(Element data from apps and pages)

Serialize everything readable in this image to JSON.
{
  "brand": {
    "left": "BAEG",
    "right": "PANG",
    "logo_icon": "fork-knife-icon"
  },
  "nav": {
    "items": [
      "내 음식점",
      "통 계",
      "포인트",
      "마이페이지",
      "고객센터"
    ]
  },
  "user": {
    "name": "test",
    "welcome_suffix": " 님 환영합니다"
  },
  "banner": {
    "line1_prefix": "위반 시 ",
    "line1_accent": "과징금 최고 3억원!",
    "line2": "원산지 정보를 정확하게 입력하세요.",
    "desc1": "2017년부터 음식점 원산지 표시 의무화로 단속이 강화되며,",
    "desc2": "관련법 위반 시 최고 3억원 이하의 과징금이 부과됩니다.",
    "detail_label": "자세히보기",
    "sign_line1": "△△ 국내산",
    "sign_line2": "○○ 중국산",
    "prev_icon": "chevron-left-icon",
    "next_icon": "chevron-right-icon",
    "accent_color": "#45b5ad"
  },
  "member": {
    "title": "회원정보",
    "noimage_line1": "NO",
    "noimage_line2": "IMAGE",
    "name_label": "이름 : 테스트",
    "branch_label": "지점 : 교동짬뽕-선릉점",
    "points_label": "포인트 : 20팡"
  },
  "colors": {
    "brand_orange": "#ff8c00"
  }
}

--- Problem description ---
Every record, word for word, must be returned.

--- Answer section ---
Serialize everything readable in this image to JSON.
{
  "brand": {
    "left": "BAEG",
    "right": "PANG",
    "logo_icon": "fork-knife-icon"
  },
  "nav": {
    "items": [
      "내 음식점",
      "통 계",
      "포인트",
      "마이페이지",
      "고객센터"
    ]
  },
  "user": {
    "name": "test",
    "welcome_suffix": " 님 환영합니다"
  },
  "banner": {
    "line1_prefix": "위반 시 ",
    "line1_accent": "과징금 최고 3억원!",
    "line2": "원산지 정보를 정확하게 입력하세요.",
    "desc1": "2017년부터 음식점 원산지 표시 의무화로 단속이 강화되며,",
    "desc2": "관련법 위반 시 최고 3억원 이하의 과징금이 부과됩니다.",
    "detail_label": "자세히보기",
    "sign_line1": "△△ 국내산",
    "sign_line2": "○○ 중국산",
    "prev_icon": "chevron-left-icon",
    "next_icon": "chevron-right-icon",
    "accent_color": "#45b5ad"
  },
  "member": {
    "title": "회원정보",
    "noimage_line1": "NO",
    "noimage_line2": "IMAGE",
    "name_label": "이름 : 테스트",
    "branch_label": "지점 : 교동짬뽕-선릉점",
    "points_label": "포인트 : 20팡"
  },
  "colors": {
    "brand_orange": "#ff8c00"
  }
}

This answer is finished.